─── DATA PROVIDED ───

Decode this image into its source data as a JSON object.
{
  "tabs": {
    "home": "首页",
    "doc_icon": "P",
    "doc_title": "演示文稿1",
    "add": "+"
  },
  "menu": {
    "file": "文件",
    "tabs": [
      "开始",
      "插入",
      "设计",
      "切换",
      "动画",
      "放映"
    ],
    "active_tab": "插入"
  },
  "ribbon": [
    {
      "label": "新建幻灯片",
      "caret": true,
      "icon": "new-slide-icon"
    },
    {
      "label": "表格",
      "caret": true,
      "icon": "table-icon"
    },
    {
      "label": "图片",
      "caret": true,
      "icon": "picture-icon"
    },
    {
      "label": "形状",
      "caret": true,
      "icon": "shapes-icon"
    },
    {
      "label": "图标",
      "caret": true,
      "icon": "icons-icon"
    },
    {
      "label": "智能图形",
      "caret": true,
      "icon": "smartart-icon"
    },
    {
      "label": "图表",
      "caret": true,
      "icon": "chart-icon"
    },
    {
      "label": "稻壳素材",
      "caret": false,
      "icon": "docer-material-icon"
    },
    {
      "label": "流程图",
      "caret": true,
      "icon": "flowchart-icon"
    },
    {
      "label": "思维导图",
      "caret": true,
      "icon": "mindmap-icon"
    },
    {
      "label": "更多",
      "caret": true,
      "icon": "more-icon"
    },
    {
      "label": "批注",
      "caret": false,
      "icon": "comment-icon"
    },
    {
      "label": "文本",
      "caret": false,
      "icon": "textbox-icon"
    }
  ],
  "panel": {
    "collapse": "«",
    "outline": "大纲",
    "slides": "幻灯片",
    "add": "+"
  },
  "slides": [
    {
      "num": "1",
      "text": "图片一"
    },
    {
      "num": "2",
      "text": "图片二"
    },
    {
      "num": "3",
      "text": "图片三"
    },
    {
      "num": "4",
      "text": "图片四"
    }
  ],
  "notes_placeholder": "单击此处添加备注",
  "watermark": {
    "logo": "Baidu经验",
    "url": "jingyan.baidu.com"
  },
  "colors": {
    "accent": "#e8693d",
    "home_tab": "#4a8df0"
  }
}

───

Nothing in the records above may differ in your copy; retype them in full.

Decode this image into its source data as a JSON object.
{
  "tabs": {
    "home": "首页",
    "doc_icon": "P",
    "doc_title": "演示文稿1",
    "add": "+"
  },
  "menu": {
    "file": "文件",
    "tabs": [
      "开始",
      "插入",
      "设计",
      "切换",
      "动画",
      "放映"
    ],
    "active_tab": "插入"
  },
  "ribbon": [
    {
      "label": "新建幻灯片",
      "caret": true,
      "icon": "new-slide-icon"
    },
    {
      "label": "表格",
      "caret": true,
      "icon": "table-icon"
    },
    {
      "label": "图片",
      "caret": true,
      "icon": "picture-icon"
    },
    {
      "label": "形状",
      "caret": true,
      "icon": "shapes-icon"
    },
    {
      "label": "图标",
      "caret": true,
      "icon": "icons-icon"
    },
    {
      "label": "智能图形",
      "caret": true,
      "icon": "smartart-icon"
    },
    {
      "label": "图表",
      "caret": true,
      "icon": "chart-icon"
    },
    {
      "label": "稻壳素材",
      "caret": false,
      "icon": "docer-material-icon"
    },
    {
      "label": "流程图",
      "caret": true,
      "icon": "flowchart-icon"
    },
    {
      "label": "思维导图",
      "caret": true,
      "icon": "mindmap-icon"
    },
    {
      "label": "更多",
      "caret": true,
      "icon": "more-icon"
    },
    {
      "label": "批注",
      "caret": false,
      "icon": "comment-icon"
    },
    {
      "label": "文本",
      "caret": false,
      "icon": "textbox-icon"
    }
  ],
  "panel": {
    "collapse": "«",
    "outline": "大纲",
    "slides": "幻灯片",
    "add": "+"
  },
  "slides": [
    {
      "num": "1",
      "text": "图片一"
    },
    {
      "num": "2",
      "text": "图片二"
    },
    {
      "num": "3",
      "text": "图片三"
    },
    {
      "num": "4",
      "text": "图片四"
    }
  ],
  "notes_placeholder": "单击此处添加备注",
  "watermark": {
    "logo": "Baidu经验",
    "url": "jingyan.baidu.com"
  },
  "colors": {
    "accent": "#e8693d",
    "home_tab": "#4a8df0"
  }
}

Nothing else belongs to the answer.